Better Red than Dead!!!

David, one of our newer readers, asked why his red-stemmed roses seem to be more cold hardy than the green-stemmed cultivars.  So today’s blog will be dedicated to a brief discussion of why it’s better to be red than dead.

The brilliant red, blue, and purple colors seen in flowers and fruits are due to anthocyanins (and the closely related betacyanins).  These water-soluble, non-photosynthetic pigments are also commonly found in stems, leaves and other vegetative tissues.  In 1999 I wrote a review article exploring the reasons that leaves and stems might turn red.  A few years later I wrote another review, more specifically looking at how anthocyanins might influence plant water relations.  (This last phrase is plant physiology-geek jargon, and I have to admit that the class I took on this topic during my PhD work was the hardest, and probably most hated, of all the classes I took.  And now it’s turned out to be one of the most valuable.  Go  figure.)

While you hard-core types can read the review articles that I’ve hot-linked above, what I’ll try to do is summarize my hypothesis for why leaves (and stems) turn red.  Some leaves are red when young, then turn green when older.  Green, deciduous leaves turn red before they fall off in the autumn.  And some plants are genetically programmed to have red leaves all their lives.

The environment can also influence leaf reddening.  Drought, nutrient deficiency or toxicity, salts, heavy metals in soils, cold temperatures, low soil oxygen, whew!  All of these environmental factors have been attributed to temporary reddening.  What do these factors have in common?

It turns out that all of these environmental stresses directly or indirectly affect the ability of plants to take up and/or retain water. Because anthocyanins are water-soluble, they effectively dilute the concentration of water in the plant.  Look at it this way: any limited area will only hold so many water molecules.  A test tube of pure water has the maximum number of water molecules possible.  A test tube of water plus sugar (or salt, or anthocyanins for that matter) will have fewer water molecules, because the other substances take up space, too.  So effectively, anthocyanins reduced the apparent concentration of water in plant tissues.

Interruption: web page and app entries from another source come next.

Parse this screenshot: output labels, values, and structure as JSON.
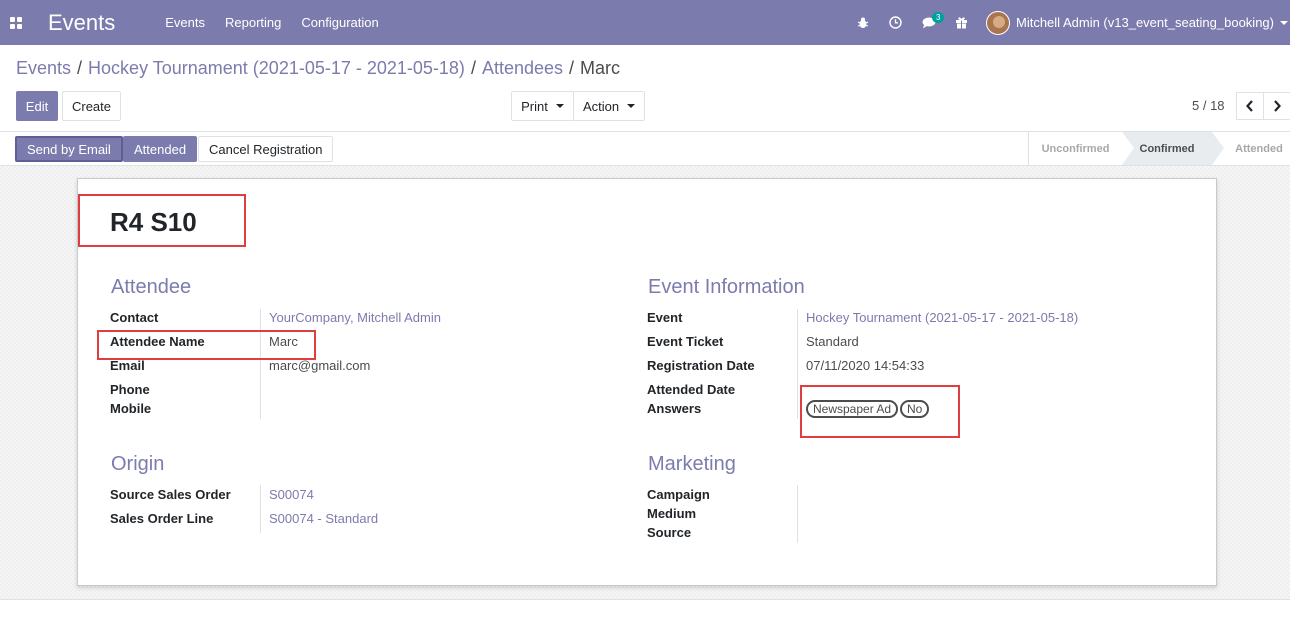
{
  "navbar": {
    "brand": "Events",
    "menu": [
      "Events",
      "Reporting",
      "Configuration"
    ],
    "message_count": "3",
    "user": "Mitchell Admin (v13_event_seating_booking)"
  },
  "breadcrumb": [
    "Events",
    "Hockey Tournament (2021-05-17 - 2021-05-18)",
    "Attendees",
    "Marc"
  ],
  "toolbar": {
    "edit": "Edit",
    "create": "Create",
    "print": "Print",
    "action": "Action",
    "pager": "5 / 18"
  },
  "statusbar": {
    "send_email": "Send by Email",
    "attended": "Attended",
    "cancel": "Cancel Registration",
    "stages": [
      "Unconfirmed",
      "Confirmed",
      "Attended"
    ],
    "active_stage": "Confirmed"
  },
  "form": {
    "title": "R4 S10",
    "attendee": {
      "title": "Attendee",
      "contact_label": "Contact",
      "contact": "YourCompany, Mitchell Admin",
      "name_label": "Attendee Name",
      "name": "Marc",
      "email_label": "Email",
      "email": "marc@gmail.com",
      "phone_label": "Phone",
      "phone": "",
      "mobile_label": "Mobile",
      "mobile": ""
    },
    "event_info": {
      "title": "Event Information",
      "event_label": "Event",
      "event": "Hockey Tournament (2021-05-17 - 2021-05-18)",
      "ticket_label": "Event Ticket",
      "ticket": "Standard",
      "reg_date_label": "Registration Date",
      "reg_date": "07/11/2020 14:54:33",
      "att_date_label": "Attended Date",
      "att_date": "",
      "answers_label": "Answers",
      "answers": [
        "Newspaper Ad",
        "No"
      ]
    },
    "origin": {
      "title": "Origin",
      "so_label": "Source Sales Order",
      "so": "S00074",
      "sol_label": "Sales Order Line",
      "sol": "S00074 - Standard"
    },
    "marketing": {
      "title": "Marketing",
      "campaign_label": "Campaign",
      "medium_label": "Medium",
      "source_label": "Source"
    }
  },
  "colors": {
    "primary": "#7c7bad",
    "highlight": "#e03e3e"
  }
}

Why is this important?  Well, anthocyanins in leaves helps reduce water loss, because the concentration of water in the leaves is reduced and evaporation slows down.  They also could serve as antifreeze compounds, allowing red leaves (and stems, David!) to be more cold hardy.  And if anthocyanins aren’t amazing enough already, they also (1) bind and transport sugars during fall leaf color change, (2) protect tissues against high levels of solar radiation, and (3) are natural antioxidants.  (That’s why you’re supposed to eat red fruits!)

I could go on and on, but I hope this might help explain why David’s red stemmed roses might be more cold hardy than the green variety. (And my thanks to my daughter Charlotte for allowing me to use her photos here.)

Foliage fun flaunted!

Not much activity on the Friday quiz!  It was a tricky one.  Take a look at our photos in total:

As you can see, these aren’t plant “problems” in the strictest sense.  (The “landscape” in question is a retail nursery.)  They are cultivated anomalies – little mutations that have been discovered and propagated.  There are several points to this exercise:

1)  Be sure you know your plant material!  Many peope mistakenly assume that plants such as these are diseased, pest-ridden, or lacking some nutrient and need to be “fixed.”  Personally, I don’t care for yellow cultivars; like Lisa B and Deb, I think they look chlorotic.  Without identifying tags, though , it would be hard to know these are not deficient in nitrogen or some other macronutrient.  I guess I would wait until leaves emerge in the spring:  if they were yellow then and stayed yellow, I would presume the plant was a yellow cultivar.

2)  Many of these cultivars are not particularly vigorous.  A plant that’s missing much of its foliar chlorophyll does not photosynthesize efficiently and would probably not survive in nature.  In our managed landscapes, however, we can nurture these oddities so they aren’t out-competed by other plants.

3)  Cultivars such as these often revert to the wild form (remember Bert’s quiz last week?).  The natural form (green vs. yellow leaves, or normal vs. dwarf stature, for example) is nearly always more vigrous than the mutation, and given the opportunity plants will outgrow these limitations.  Thus, many cultivars require careful maintenance to remove “sports” before they overtake the plant.

Autumn color puzzler

Here’s a photo I took in Buffalo about 20 years ago.  Buffalo, like many places in the northeast part of the country, has fantastic color changes in the fall.  This maple seems to have changed its mind part of the way through the process:

What do you think caused part of this tree to retain its green leaves?  Answer and another photo on Monday!